Bok Choy: More Than Just Stir Fry, Discover New Recipe Ideas
Image Credit: bokchoy soup/

Bok choy, also known as pak choi or pok choi, is a Chinese cabbage that is prized for its thick, emerald-green leaves and white, meaty stalks. In reality, the English translation of its Cantonese name is "little white vegetable." Bok choy is a hardy green that can withstand cold temperatures, making it a favourite early-season plant for gardeners in colder climates. It is common throughout southern China and Southeast Asia. Bok choy, a member of the cabbage family, is a coveted component in Asian cuisine because of its crispy texture that endures high heat. The sturdy stems carry lots of fibre to keep you feeling full, and the greens are dense in nutrients but low in calories. Bok choy is rich in vitamins C, K, A, and B6, as well as folate, calcium, and beta-carotene. It has only nine calories and 1.5 grammes of carbs per cup when consumed raw. The most typical preparation method is to dice the cabbage into little pieces for a stir fry. However, if you don't look into other cooking techniques, such as those listed below, you're missing out on their many benefits.

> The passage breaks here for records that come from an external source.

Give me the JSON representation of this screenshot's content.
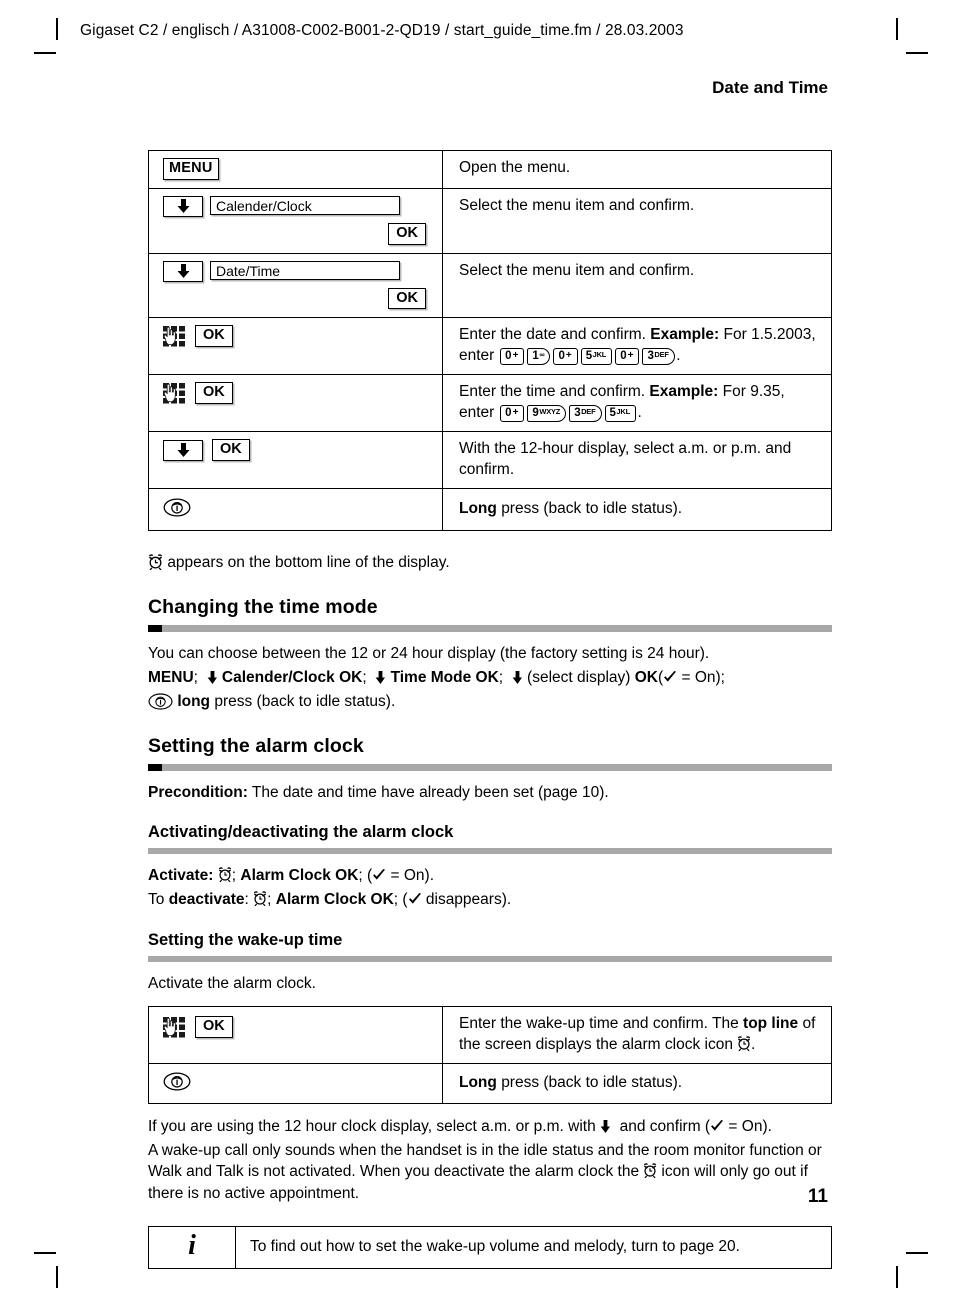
{
  "running_header": "Gigaset C2 / englisch / A31008-C002-B001-2-QD19 / start_guide_time.fm / 28.03.2003",
  "page_header": "Date and Time",
  "page_number": "11",
  "date_time_table": {
    "rows": [
      {
        "key_type": "menu",
        "menu_label": "MENU",
        "description": "Open the menu."
      },
      {
        "key_type": "select",
        "item_label": "Calender/Clock",
        "ok_label": "OK",
        "description": "Select the menu item and confirm."
      },
      {
        "key_type": "select",
        "item_label": "Date/Time",
        "ok_label": "OK",
        "description": "Select the menu item and confirm."
      },
      {
        "key_type": "keypad",
        "ok_label": "OK",
        "desc_lead": "Enter the date and confirm.",
        "desc_bold": "Example:",
        "desc_tail": "For 1.5.2003,",
        "desc_line2_lead": "enter",
        "keys": [
          {
            "digit": "0",
            "letters": "+",
            "shape": "rect"
          },
          {
            "digit": "1",
            "letters": "∞",
            "shape": "rounded"
          },
          {
            "digit": "0",
            "letters": "+",
            "shape": "rect"
          },
          {
            "digit": "5",
            "letters": "JKL",
            "shape": "rect"
          },
          {
            "digit": "0",
            "letters": "+",
            "shape": "rect"
          },
          {
            "digit": "3",
            "letters": "DEF",
            "shape": "rounded"
          }
        ],
        "desc_end": "."
      },
      {
        "key_type": "keypad",
        "ok_label": "OK",
        "desc_lead": "Enter the time and confirm.",
        "desc_bold": "Example:",
        "desc_tail": "For 9.35,",
        "desc_line2_lead": "enter",
        "keys": [
          {
            "digit": "0",
            "letters": "+",
            "shape": "rect"
          },
          {
            "digit": "9",
            "letters": "WXYZ",
            "shape": "rounded"
          },
          {
            "digit": "3",
            "letters": "DEF",
            "shape": "rounded"
          },
          {
            "digit": "5",
            "letters": "JKL",
            "shape": "rect"
          }
        ],
        "desc_end": "."
      },
      {
        "key_type": "arrow_ok",
        "ok_label": "OK",
        "description": "With the 12-hour display, select a.m. or p.m. and confirm."
      },
      {
        "key_type": "endcall",
        "desc_bold": "Long",
        "desc_tail": "press (back to idle status)."
      }
    ]
  },
  "note_after_table": "appears on the bottom line of the display.",
  "section_time_mode": {
    "heading": "Changing the time mode",
    "paragraph": "You can choose between the 12 or 24 hour display (the factory setting is 24 hour).",
    "steps_line1": {
      "menu": "MENU",
      "sep1": ";",
      "item1": "Calender/Clock",
      "ok1": "OK",
      "sep2": ";",
      "item2": "Time Mode",
      "ok2": "OK",
      "sep3": ";",
      "select_display": "(select display)",
      "ok3": "OK",
      "paren_open": "(",
      "equals_on": "= On);"
    },
    "steps_line2": {
      "bold": "long",
      "tail": "press (back to idle status)."
    }
  },
  "section_alarm": {
    "heading": "Setting the alarm clock",
    "precondition_bold": "Precondition:",
    "precondition_text": "The date and time have already been set (page 10).",
    "sub_heading": "Activating/deactivating the alarm clock",
    "activate_label": "Activate:",
    "activate_sep": ";",
    "activate_menu": "Alarm Clock OK",
    "activate_tail": "= On).",
    "deactivate_lead": "To",
    "deactivate_bold": "deactivate",
    "deactivate_sep": ":",
    "deactivate_semi": ";",
    "deactivate_menu": "Alarm Clock OK",
    "deactivate_tail": "disappears)."
  },
  "section_wakeup": {
    "heading": "Setting the wake-up time",
    "intro": "Activate the alarm clock.",
    "table": {
      "rows": [
        {
          "key_type": "keypad",
          "ok_label": "OK",
          "desc_lead": "Enter the wake-up time and confirm. The",
          "desc_bold": "top line",
          "desc_tail": "of the screen displays the alarm clock icon",
          "desc_end": "."
        },
        {
          "key_type": "endcall",
          "desc_bold": "Long",
          "desc_tail": "press (back to idle status)."
        }
      ]
    },
    "para_12h_lead": "If you are using the 12 hour clock display, select a.m. or p.m. with",
    "para_12h_mid": "and confirm (",
    "para_12h_tail": "= On).",
    "para_wakeup_part1": "A wake-up call only sounds when the handset is in the idle status and the room monitor function or Walk and Talk is not activated. When you deactivate the alarm clock the",
    "para_wakeup_part2": "icon will only go out if there is no active appointment."
  },
  "info_box": {
    "icon": "i",
    "text": "To find out how to set the wake-up volume and melody, turn to page 20."
  },
  "colors": {
    "rule_gray": "#a8a8a8",
    "rule_black": "#000000",
    "shadow_gray": "#b9b9b9"
  }
}
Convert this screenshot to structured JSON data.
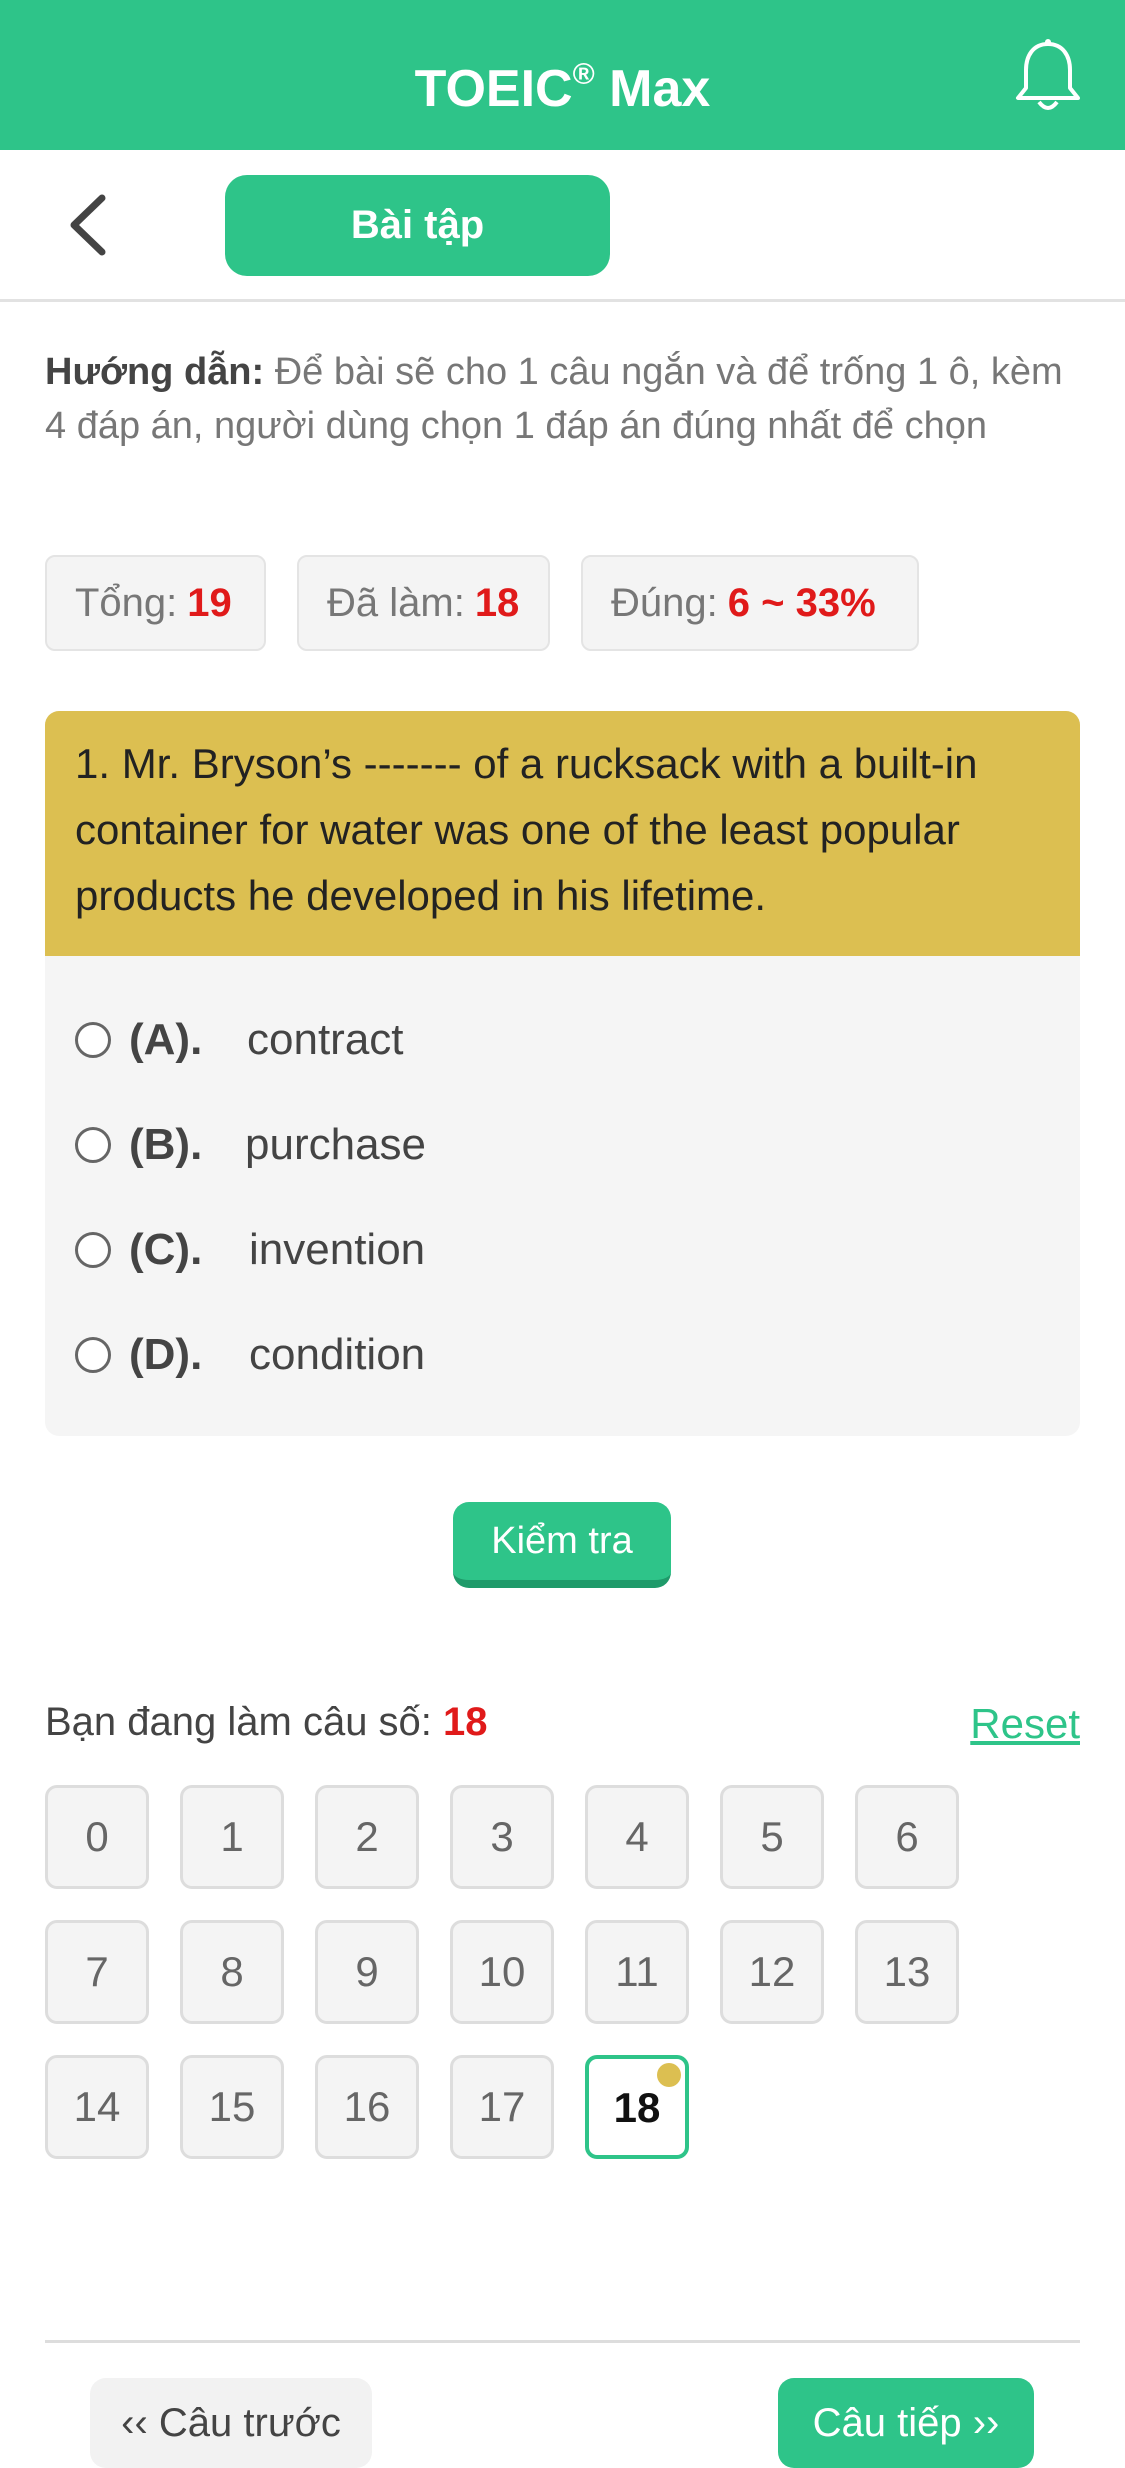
{
  "app": {
    "title": "TOEIC",
    "title_mark": "®",
    "title_suffix": " Max",
    "accent_color": "#2ec489"
  },
  "subbar": {
    "tab_label": "Bài tập"
  },
  "guide": {
    "label": "Hướng dẫn:",
    "text": " Để bài sẽ cho 1 câu ngắn và để trống 1 ô, kèm 4 đáp án, người dùng chọn 1 đáp án đúng nhất để chọn"
  },
  "stats": {
    "total_label": "Tổng:",
    "total_value": "19",
    "done_label": "Đã làm:",
    "done_value": "18",
    "correct_label": "Đúng:",
    "correct_value": "6 ~ 33%"
  },
  "question": {
    "text": "1. Mr. Bryson’s ------- of a rucksack with a built-in container for water was one of the least popular products he developed in his lifetime.",
    "options": [
      {
        "label": "(A).",
        "text": "contract"
      },
      {
        "label": "(B).",
        "text": "purchase"
      },
      {
        "label": "(C).",
        "text": "invention"
      },
      {
        "label": "(D).",
        "text": "condition"
      }
    ]
  },
  "check_button": "Kiểm tra",
  "progress": {
    "label": "Bạn đang làm câu số:",
    "current": "18",
    "reset_label": "Reset"
  },
  "question_numbers": [
    "0",
    "1",
    "2",
    "3",
    "4",
    "5",
    "6",
    "7",
    "8",
    "9",
    "10",
    "11",
    "12",
    "13",
    "14",
    "15",
    "16",
    "17",
    "18"
  ],
  "nav": {
    "prev_label": "‹‹ Câu trước",
    "next_label": "Câu tiếp ››"
  }
}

Here are some dishes you can make with bok choy:

Braised bokchoy

Braising the greens is a wise choice if you want to give your bok choy a deep flavour.


  • 1 bokchoy
  • 1 cup chicken broth or vegetable stock
  • 1/2 teaspoon minced garlic
  • 1/2 teaspoon minced ginger
  • 1 teaspoon of chilli paste
  • 1tsp vegetable oil


  • Bokchoy should first be divided into its individual leaves, with the larger ones being chopped into smaller pieces.
  • Heat a wok over medium heat. And add vegetable oil, ginger, garlic and chilli paste. Fry it for a few seconds.
  • Add bok choy and chicken broth to completely cover the bok choy leaves. Cook them for about 20 minutes, stirring occasionally, until they are soft and have absorbed all the liquid.
  • Stir the mixture regularly to prevent it from burning. And serve it hot when it's cooked.

braised bok choy/

Bok choy greens can also be roasted in the oven if you'd rather forego the stove.


  • 1 bok choy
  • Salt to taste
  • 1 tbsp oil


  • First, cut the bok choy leaves into even pieces after separating them from the central stem. Place them on a baking pan, then sprinkle them with salt and oil. 
  • You should bake them in the oven at about 400 degrees for about 20 minutes, or until the leaves begin to turn brown.
  •  A full-sized bok choy doesn't quickly roast like small ones because of its high water content. This dish might be best reserved for your tiniest bok choy.

Bok choy soup

Bok choy is a type of cabbage green that is ideal for adding to soup recipes because of its sturdy white stems, which hold up well to boiling. This vegetarian version of the traditional Vietnamese pho soup recipe with bok choy, mushrooms, and a poached egg in the broth will appeal to fans of udon noodle soup. With this recipe for bok choy and chicken soup, you can keep things straightforward but delicious while dressing up ramen noodles with a spicy ginger bok choy soup. In fact, you can use any other type of green in your preferred soup recipe in place of the green tops of bok choy leaves. They are a fantastic substitute for collards, spinach, and even kale.

Bokchoy salad

Although bok choy is usually eaten cooked, there is no reason why the raw greens can't be added to a salad for a light, nutty flavor. The ideal leaves to use are baby leaves, especially when combined with romaine or another mild green.


  • ½ cup olive oil
  • ¼ cup white vinegar
  • ⅓ cup white sugar
  • 3 tablespoons soy sauce
  • 2 bunches of baby bok choy, cleaned and sliced.
  • 1 bunch of green onions, chopped
  • ⅛ cup slivered almonds, toasted
  • ½ (6-ounce) package of chow mein noodles


Combine olive oil, white vinegar, sugar, and soy sauce in a glass container with a lid. Shake the container well after covering it. In a salad dish, combine the bok choy, green onions, almonds, and chow mein noodles. Serve after tossing with dressing.